Maura Vandyke teaches Irish step dance.Maura Vandyke teaches Irish step dance.
Maura Vandyke teaches Irish step dance.

Maura Vandyke teaches Irish step dance.

BY Molly Congdon
Gazette Reporter
CLIFTON PARK —
“In Dublin’s fair city,
Where the girls are so pretty,
I first set my eyes on sweet Molly Malone,
As she wheeled her wheel-barrow,
Through the streets broad and narrow,
Crying, ‘Cockles and mussels, alive, alive, oh!”

“Molly Malone”
Unofficial Dublin anthem

“Twas a wonderful craft, she was rigged fore-and-aft,
And oh, how the wild winds drove her.
She’s got several blasts, she’d 27 masts,
And we called her the Irish Rover.”

“The Irish Rover”
Irish folk song

St. Patrick, patron saint of Ireland and legendary snake whisperer, has a lot of fans each March 17.

Every St. Pat’s Day, people wear shades of green from head to toe, rock shamrock-shaped sunglasses and enthusiastically slake their thirst with pints of green beer.

But not everyone celebrates this holiday by becoming completely inebriated. Some people go a more traditional route and do some Irish step dancing.

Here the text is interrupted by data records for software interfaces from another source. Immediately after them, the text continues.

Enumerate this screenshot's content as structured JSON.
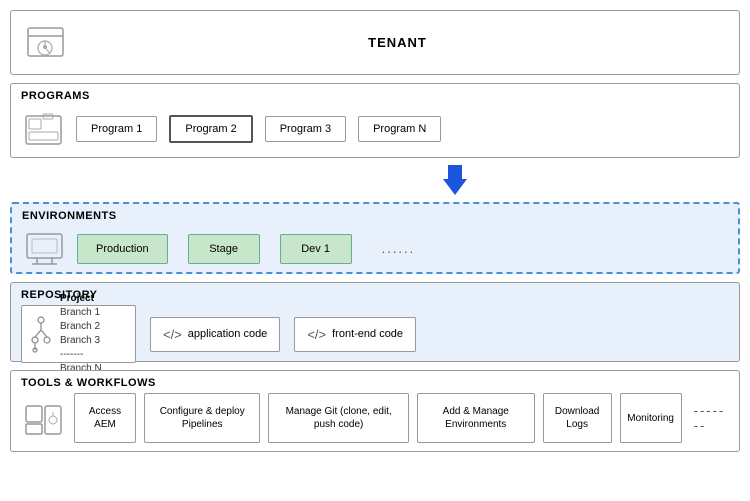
{
  "tenant": {
    "label": "TENANT"
  },
  "programs": {
    "title": "PROGRAMS",
    "items": [
      {
        "label": "Program 1",
        "active": false
      },
      {
        "label": "Program 2",
        "active": true
      },
      {
        "label": "Program 3",
        "active": false
      },
      {
        "label": "Program N",
        "active": false
      }
    ]
  },
  "environments": {
    "title": "ENVIRONMENTS",
    "items": [
      {
        "label": "Production"
      },
      {
        "label": "Stage"
      },
      {
        "label": "Dev 1"
      }
    ],
    "dots": "......"
  },
  "repository": {
    "title": "REPOSITORY",
    "project": {
      "title": "Project",
      "branches": [
        "Branch 1",
        "Branch 2",
        "Branch 3",
        "-------",
        "Branch N"
      ]
    },
    "code_boxes": [
      {
        "label": "application code"
      },
      {
        "label": "front-end code"
      }
    ]
  },
  "tools": {
    "title": "TOOLS & WORKFLOWS",
    "items": [
      {
        "label": "Access AEM"
      },
      {
        "label": "Configure & deploy Pipelines"
      },
      {
        "label": "Manage Git (clone, edit, push code)"
      },
      {
        "label": "Add  & Manage Environments"
      },
      {
        "label": "Download Logs"
      },
      {
        "label": "Monitoring"
      }
    ],
    "dots": "-------"
  }
}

Maura Vandyke has been perfecting the art since 1986, when she was 4 years old. Her childhood was spent competing all over at traditional Gaelic arts and culture festivals. Her father, Patrick Hale Jr., has played a significant role in this aspect of her life; the two competed together in the Parent-Child Dance category, and won more than 50 contests.

Now she shares her expertise of Irish dance culture with her students at the Stars of Dance studio, located off of Route 146, with classes beginning every September. Her youngest pupil is 6 and the oldest is 17. Her father teaches the adult classes in Irish dancing.

On March 14, her girls showed off their jig capabilities at Powers Inn and Pub, at 130 Meyer Road. “We have a half-hour slot with five different dances taking place during that time, consisting of a reel, jig and slip jig, three of the four most common Irish step dances.”

The performers make it look so fluid and easy that spectators may want to try some of the moves. For those of you who witnessed some stellar Irish step dancing while celebrating Saint Patrick’s Day, here are some tips to help you start tapping your feet:

Stay on your toes: As in most sports, it’s important to remain on the balls of your feet. “Your toes need to be pointed,” Vandyke said. “Your calf muscles are responsible for lifting your heel off the ground.”

Keep rhythm: If you lack this necessary skill, your movements will most likely not look very pretty. “It all goes back to the beat,” Hale said. “There’s the one, two, three; one, two, three, four; or one, two, three, four, five,” Vandyke said. “Even more modern music like Michael Jackson songs and Queen’s ‘Another One Bites the Dust.’ ”

Smile: You can never go wrong by flashing your pearly whites to an audience, even if it’s just members of your family. “If you mess up, normally no one knows that except for you,” Vandyke said. “Just keep going.”